Post by guest blogger, Malcolm Lavoie, University of Alberta Faculty of Law
It is impossible to explain the “new private law” to non-American jurists without first describing a little bit of history: the rise of legal realism in the 20th century, with its hostility to formal doctrine, and the subsequent emphasis the American legal academy has placed on looking beyond private law doctrine to understand what is really going on, in economic, political, or other terms. As alluded to by Henry Smith in a recent post, the dominance of “external” approaches to law in private law scholarship has been a uniquely American phenomenon. In civil law jurisdictions, as well as in the Commonwealth, private law scholarship has retained its focus on legal doctrine, though it is sometimes complemented by functionalist approaches of various stripes.

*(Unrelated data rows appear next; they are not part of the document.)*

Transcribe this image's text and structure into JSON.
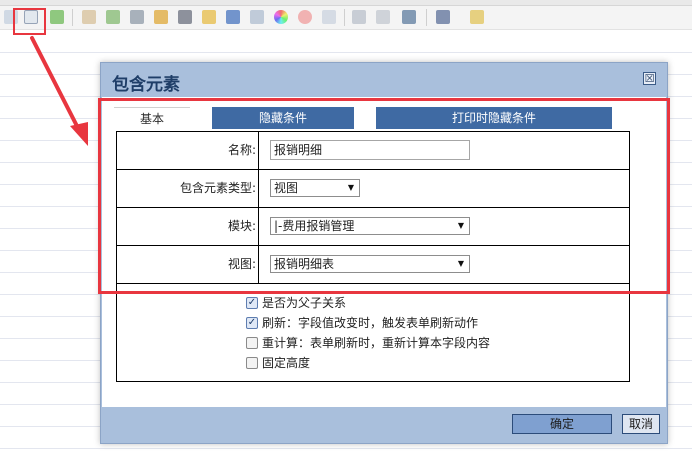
{
  "dialog": {
    "title": "包含元素",
    "close_glyph": "☒"
  },
  "tabs": [
    {
      "label": "基本"
    },
    {
      "label": "隐藏条件"
    },
    {
      "label": "打印时隐藏条件"
    }
  ],
  "form": {
    "name_label": "名称:",
    "name_value": "报销明细",
    "element_type_label": "包含元素类型:",
    "element_type_value": "视图",
    "module_label": "模块:",
    "module_value": "|-费用报销管理",
    "view_label": "视图:",
    "view_value": "报销明细表"
  },
  "options": [
    {
      "label": "是否为父子关系",
      "checked": true
    },
    {
      "label": "刷新：字段值改变时，触发表单刷新动作",
      "checked": true
    },
    {
      "label": "重计算：表单刷新时，重新计算本字段内容",
      "checked": false
    },
    {
      "label": "固定高度",
      "checked": false
    }
  ],
  "buttons": {
    "ok": "确定",
    "cancel": "取消"
  },
  "colors": {
    "annotation_red": "#e8363f",
    "dialog_frame": "#a9bfdc",
    "tab_active_blue": "#3f6aa3"
  },
  "toolbar_icons": [
    "include-element-icon",
    "table-icon",
    "pencil-icon",
    "image-icon",
    "video-icon",
    "map-icon",
    "qrcode-icon",
    "chart-icon",
    "word-icon",
    "attachment-icon",
    "color-wheel-icon",
    "record-icon",
    "frame-icon",
    "link-icon",
    "anchor-icon",
    "font-size-icon",
    "spellcheck-icon"
  ]
}
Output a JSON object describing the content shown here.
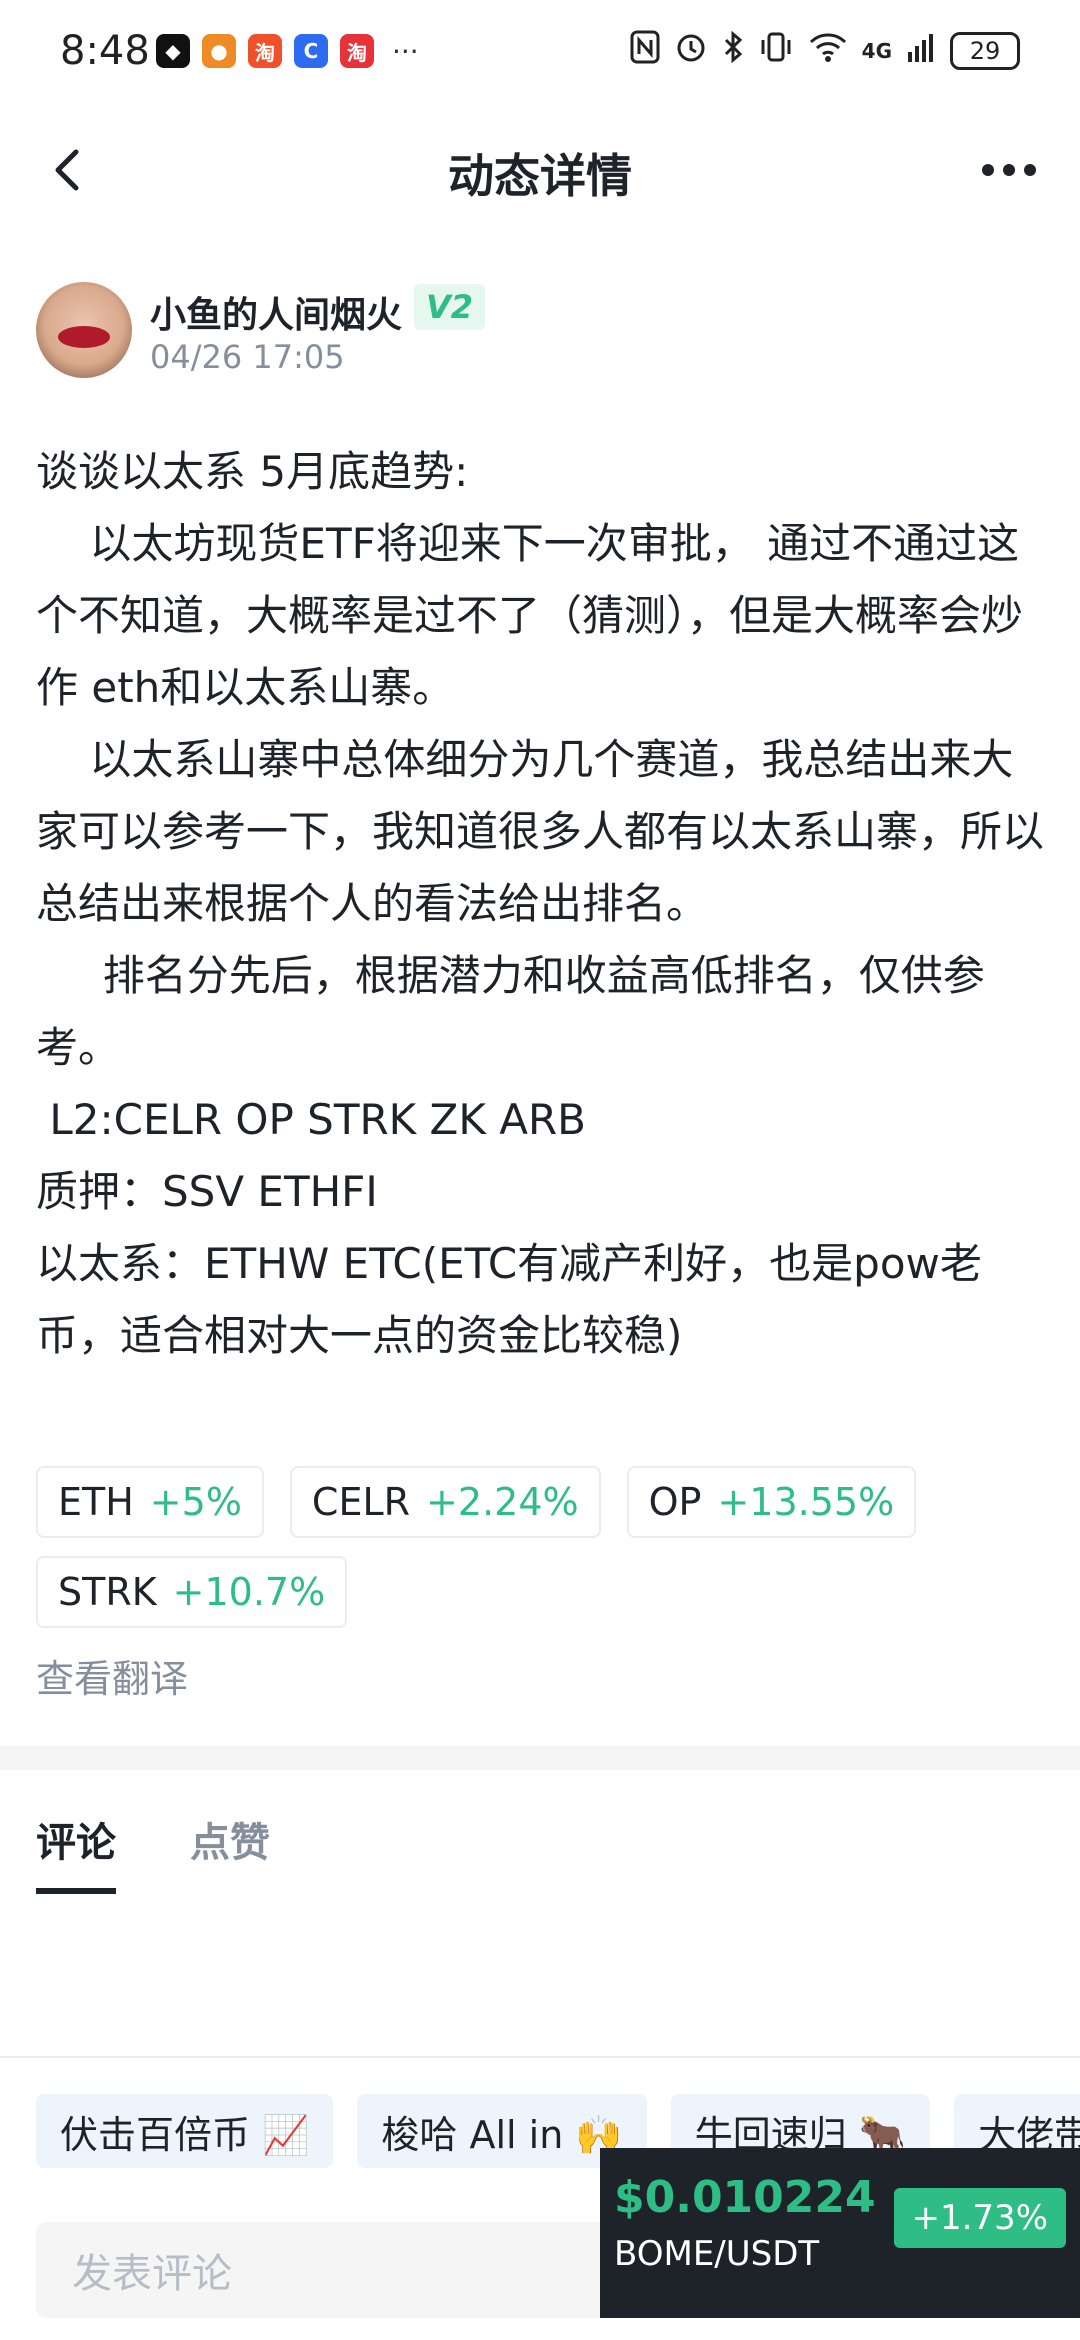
{
  "status_bar": {
    "time": "8:48",
    "apps": [
      {
        "icon": "binance-app-icon",
        "glyph": "◆",
        "color": "#111111"
      },
      {
        "icon": "chat-app-icon",
        "glyph": "●",
        "color": "#f08a24"
      },
      {
        "icon": "taobao-special-app-icon",
        "glyph": "淘",
        "color": "#f0502a"
      },
      {
        "icon": "c-app-icon",
        "glyph": "C",
        "color": "#2d6cf0"
      },
      {
        "icon": "taobao-app-icon",
        "glyph": "淘",
        "color": "#e8323a"
      }
    ],
    "more": "···",
    "network": "4G",
    "battery": "29"
  },
  "header": {
    "title": "动态详情"
  },
  "author": {
    "name": "小鱼的人间烟火",
    "badge": "V2",
    "time": "04/26 17:05"
  },
  "post": {
    "paragraphs": [
      "谈谈以太系 5月底趋势:",
      "    以太坊现货ETF将迎来下一次审批， 通过不通过这个不知道，大概率是过不了（猜测），但是大概率会炒作 eth和以太系山寨。",
      "    以太系山寨中总体细分为几个赛道，我总结出来大家可以参考一下，我知道很多人都有以太系山寨，所以总结出来根据个人的看法给出排名。",
      "     排名分先后，根据潜力和收益高低排名，仅供参考。",
      " L2:CELR OP STRK ZK ARB",
      "质押：SSV ETHFI",
      "以太系：ETHW ETC(ETC有减产利好，也是pow老币，适合相对大一点的资金比较稳)"
    ]
  },
  "coins": [
    {
      "symbol": "ETH",
      "change": "+5%"
    },
    {
      "symbol": "CELR",
      "change": "+2.24%"
    },
    {
      "symbol": "OP",
      "change": "+13.55%"
    },
    {
      "symbol": "STRK",
      "change": "+10.7%"
    }
  ],
  "translate_label": "查看翻译",
  "tabs": [
    {
      "label": "评论",
      "active": true
    },
    {
      "label": "点赞",
      "active": false
    }
  ],
  "quick_chips": [
    "伏击百倍币 📈",
    "梭哈 All in 🙌",
    "牛回速归 🐂",
    "大佬带"
  ],
  "comment_input": {
    "placeholder": "发表评论"
  },
  "ticker": {
    "price": "$0.010224",
    "pair": "BOME/USDT",
    "change": "+1.73%"
  },
  "colors": {
    "up_green": "#2ebd85",
    "text_primary": "#1e2329",
    "text_secondary": "#848e9c"
  }
}
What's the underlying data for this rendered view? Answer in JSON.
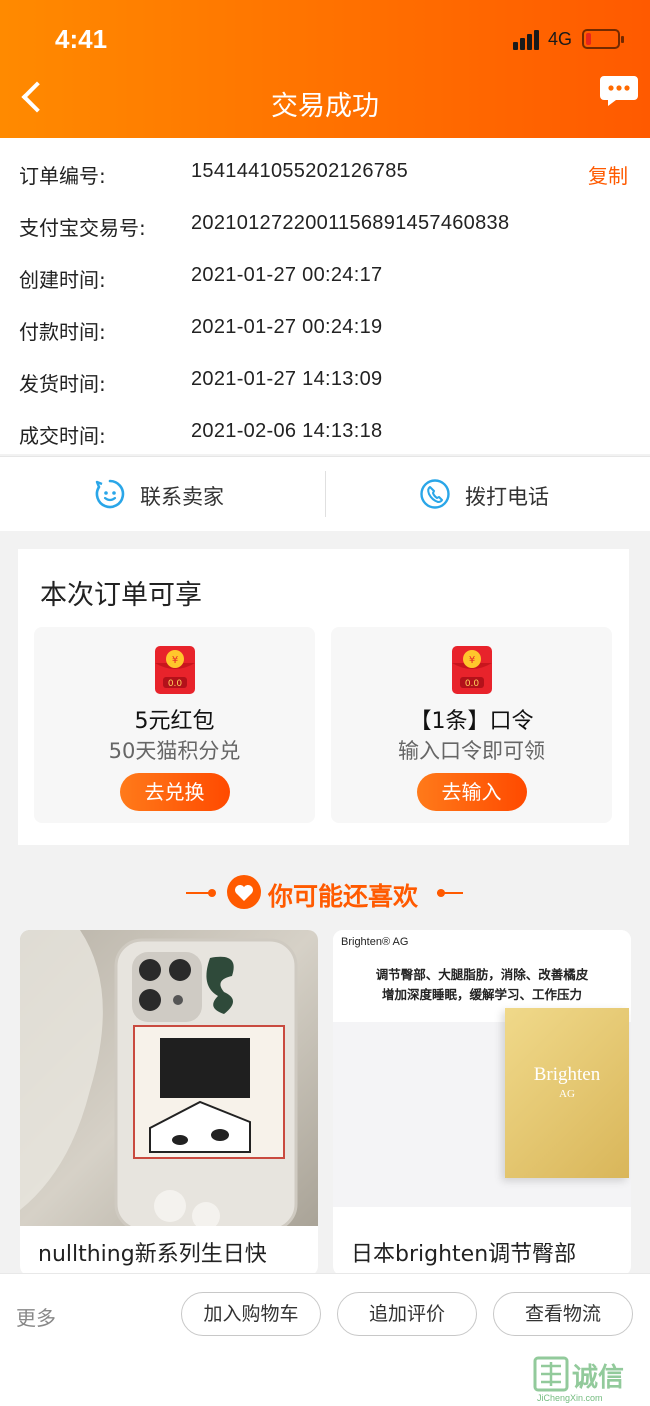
{
  "status_bar": {
    "time": "4:41",
    "network": "4G"
  },
  "header": {
    "title": "交易成功"
  },
  "order_info": {
    "copy_label": "复制",
    "rows": [
      {
        "label": "订单编号:",
        "value": "1541441055202126785"
      },
      {
        "label": "支付宝交易号:",
        "value": "2021012722001156891457460838"
      },
      {
        "label": "创建时间:",
        "value": "2021-01-27 00:24:17"
      },
      {
        "label": "付款时间:",
        "value": "2021-01-27 00:24:19"
      },
      {
        "label": "发货时间:",
        "value": "2021-01-27 14:13:09"
      },
      {
        "label": "成交时间:",
        "value": "2021-02-06 14:13:18"
      }
    ]
  },
  "contact": {
    "seller_label": "联系卖家",
    "phone_label": "拨打电话"
  },
  "benefits": {
    "title": "本次订单可享",
    "items": [
      {
        "title": "5元红包",
        "subtitle": "50天猫积分兑",
        "button": "去兑换"
      },
      {
        "title": "【1条】口令",
        "subtitle": "输入口令即可领",
        "button": "去输入"
      }
    ]
  },
  "recommend": {
    "title": "你可能还喜欢",
    "products": [
      {
        "title": "nullthing新系列生日快"
      },
      {
        "title": "日本brighten调节臀部",
        "brand": "Brighten® AG",
        "headline_1": "调节臀部、大腿脂肪，消除、改善橘皮",
        "headline_2": "增加深度睡眠，缓解学习、工作压力",
        "box_text": "Brighten",
        "box_sub": "AG"
      }
    ]
  },
  "bottom_bar": {
    "more_label": "更多",
    "add_cart": "加入购物车",
    "add_review": "追加评价",
    "view_logistics": "查看物流"
  },
  "watermark": {
    "text": "诚信",
    "url": "JiChengXin.com"
  },
  "colors": {
    "accent": "#ff5a00",
    "header_start": "#ff8a00"
  }
}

If the central aim of the “new private law” is to encourage approaches to scholarship that “take law seriously”, one might rightly ask what it has to offer to jurists from, say, England and the Commonwealth, where scholars never really stopped taking law seriously.